The hon. Lady makes a valid point. I have of course had discussions with my right hon. Friend the Business Secretary, and with the First Minister and Deputy First Minister of Wales. I have also discussed the issue of Corus with the chief executive of Corus. The point that the hon. Lady makes about foreign-owned companies in Wales is well taken, but I have no reason to believe that that will be a disadvantage to us in Wales in the months to come. In my constituency, for example, thousands of people work for car component manufacturers that are American-owned, and so far, so good. Obviously, they are feeling the pinch, like all manufacturing companies, and particularly those in the automotive industry, but I very much take her point on board.
My right hon. Friend and his colleagues in Government should be congratulated on the work that they are doing to get information to small and medium-sized businesses about the various schemes that are there to help. However, the Treasury Committee has been taking evidence in Northern Ireland, Scotland and the north of England, and one of the messages that we are getting back from some businesses is that they are not aware of all the schemes. May I urge my right hon. Friend to contact his right hon. Friends in the Cabinet to ensure that all the information and all the schemes are made available direct to small and medium-sized businesses, so that they can approach the banks, and not wait for the banks to approach them?

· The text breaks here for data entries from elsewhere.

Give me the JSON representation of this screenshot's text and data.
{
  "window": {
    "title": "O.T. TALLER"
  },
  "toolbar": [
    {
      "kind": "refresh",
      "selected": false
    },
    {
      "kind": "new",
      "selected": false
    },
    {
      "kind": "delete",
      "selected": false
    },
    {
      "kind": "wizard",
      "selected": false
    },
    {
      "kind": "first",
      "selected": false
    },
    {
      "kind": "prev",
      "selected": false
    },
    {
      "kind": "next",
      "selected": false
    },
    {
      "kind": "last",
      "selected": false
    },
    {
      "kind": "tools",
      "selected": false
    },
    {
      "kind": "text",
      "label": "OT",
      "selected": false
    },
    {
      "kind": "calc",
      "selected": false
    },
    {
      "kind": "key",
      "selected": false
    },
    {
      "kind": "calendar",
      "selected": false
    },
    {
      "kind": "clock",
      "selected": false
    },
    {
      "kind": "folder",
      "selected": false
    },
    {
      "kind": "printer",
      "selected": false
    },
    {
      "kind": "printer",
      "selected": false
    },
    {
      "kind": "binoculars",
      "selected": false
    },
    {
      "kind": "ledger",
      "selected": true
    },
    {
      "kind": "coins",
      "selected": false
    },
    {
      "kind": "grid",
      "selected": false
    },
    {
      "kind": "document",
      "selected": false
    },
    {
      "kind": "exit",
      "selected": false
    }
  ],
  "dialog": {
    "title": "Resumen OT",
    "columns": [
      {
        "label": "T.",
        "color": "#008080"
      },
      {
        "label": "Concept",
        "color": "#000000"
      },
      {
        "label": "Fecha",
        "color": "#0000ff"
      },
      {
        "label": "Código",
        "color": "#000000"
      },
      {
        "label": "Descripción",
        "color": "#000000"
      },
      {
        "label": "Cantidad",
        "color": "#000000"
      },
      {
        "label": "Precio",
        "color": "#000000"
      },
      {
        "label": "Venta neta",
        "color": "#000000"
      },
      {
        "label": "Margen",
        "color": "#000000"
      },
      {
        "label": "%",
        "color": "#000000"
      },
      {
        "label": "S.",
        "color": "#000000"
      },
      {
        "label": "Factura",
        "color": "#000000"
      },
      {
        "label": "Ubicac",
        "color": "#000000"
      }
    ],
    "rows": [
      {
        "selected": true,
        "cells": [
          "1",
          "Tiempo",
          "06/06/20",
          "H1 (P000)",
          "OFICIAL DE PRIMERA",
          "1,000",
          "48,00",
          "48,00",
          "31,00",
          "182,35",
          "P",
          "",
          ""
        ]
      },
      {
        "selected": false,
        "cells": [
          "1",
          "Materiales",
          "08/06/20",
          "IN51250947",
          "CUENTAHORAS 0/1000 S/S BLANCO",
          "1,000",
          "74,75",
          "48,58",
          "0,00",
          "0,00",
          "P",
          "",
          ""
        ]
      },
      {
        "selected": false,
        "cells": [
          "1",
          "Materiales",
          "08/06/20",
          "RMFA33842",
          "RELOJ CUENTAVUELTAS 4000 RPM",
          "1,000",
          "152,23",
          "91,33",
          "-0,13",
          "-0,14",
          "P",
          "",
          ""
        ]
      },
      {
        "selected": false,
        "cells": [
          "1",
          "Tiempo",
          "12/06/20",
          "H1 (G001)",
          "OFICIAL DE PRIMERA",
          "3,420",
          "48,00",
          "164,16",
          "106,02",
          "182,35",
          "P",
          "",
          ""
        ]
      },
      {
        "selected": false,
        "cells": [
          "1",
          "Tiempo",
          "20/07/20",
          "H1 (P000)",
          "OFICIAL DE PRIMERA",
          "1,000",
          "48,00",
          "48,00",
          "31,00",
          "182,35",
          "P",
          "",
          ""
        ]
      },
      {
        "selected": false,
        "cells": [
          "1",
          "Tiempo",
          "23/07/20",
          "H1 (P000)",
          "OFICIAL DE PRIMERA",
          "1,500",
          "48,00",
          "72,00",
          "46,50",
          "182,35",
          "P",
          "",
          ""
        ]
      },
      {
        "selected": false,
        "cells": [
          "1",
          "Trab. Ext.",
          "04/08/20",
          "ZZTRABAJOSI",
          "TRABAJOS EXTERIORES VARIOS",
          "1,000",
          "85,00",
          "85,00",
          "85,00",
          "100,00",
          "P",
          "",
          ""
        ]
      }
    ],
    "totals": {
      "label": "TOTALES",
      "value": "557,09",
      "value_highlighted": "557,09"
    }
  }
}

Yes. My hon. Friend is of course a distinguished member of the Treasury Committee, and he makes a valid point. The issue of information is very important. The "Real help now" information is available on all Government websites, and on the websites of the devolved Administrations, including the Welsh Assembly Government, but more work is necessary, particularly locally. Most local authorities in Wales are now organising economic summits in their areas. There was one in my area on Friday, for example, and I know that there is to be a summit in the constituency of my hon. Friend the Under-Secretary of State for Wales. Information is best disseminated at the most local level, but I very much take the points that my hon. Friend Nick Ainger makes.
Only yesterday, I received notice that the Newtown factory branch of Trelleborg Sealing Solutions is to cut about 56 jobs, following similar examples at Stadco and Floform. What plans does the Secretary of State have to make sure that the manufacturing skills gap does not widen in Montgomeryshire, and is there potential to divert money specifically into the manufacturing base in mid-Wales, so that we can replace the jobs that we are losing with green jobs in the green economy, which provides both manufacturing opportunities and sustainable economic activity for the longer term?
Yes, and that is certainly a priority of the United Kingdom Government, and of the Welsh Assembly Government, too. It is important that the hon. Gentleman and other Members who represent Welsh constituencies are aware of the various schemes available to businesses in Wales, particularly the ProAct scheme. It is unique to Wales and is very effective. Some 75 applications have now been processed, and 66 of them are from the automotive industry. Ten have been accepted. That represents nearly 6,000 workers, so it is a very real scheme, and it means that real money goes to help businesses such as the one that the hon. Gentleman described. I take the point that he makes about the green industry; that is a priority for both Governments.
Will my right hon. Friend take no lessons from Conservative Members on the impact of the global credit crunch on manufacturing in Wales? Their policies in the 1980s and '90s decimated manufacturing in Wales, and they show every sign of wanting to repeat those policies. I hope that my right hon. Friend will stand up against them.
I certainly agree that, during the recessions back in the time of Mrs. Thatcher's Government, the situation was very different. It is most important to understand that we cannot simply sit back and do nothing. The Labour Government here, and a Labour-led coalition in Cardiff, are actually being positive about the help that we can give businesses in Wales. That is something that we did not see before, and I fear that we are not seeing that from the Conservative Opposition now.
The Secretary of State will know that Toyota announced today that it is putting its factory on Deeside on short-time working and its staff on reduced pay. He has already mentioned the importance of the automotive industry to the Welsh economy. Given that importance, does he know precisely when the automotive assistance programme, which was announced with so much fanfare in January, will be implemented? Is it another case not of real help now, but of jam tomorrow?
No; the hon. Gentleman is aware that some of the schemes are to operate at different times. For example, in April at least six schemes are due to go live, including help for the automotive industry. There are other schemes that have already started. I cited to Lembit Öpik the excellent ProAct scheme that works in Wales. The schemes are staggered in time scale, but they are about real help for people. Mr. Jones is right that the delivery of such schemes must be a main priority of Government, whether here in London or in Cardiff. Help is available, and it is up to the industry to apply for that help.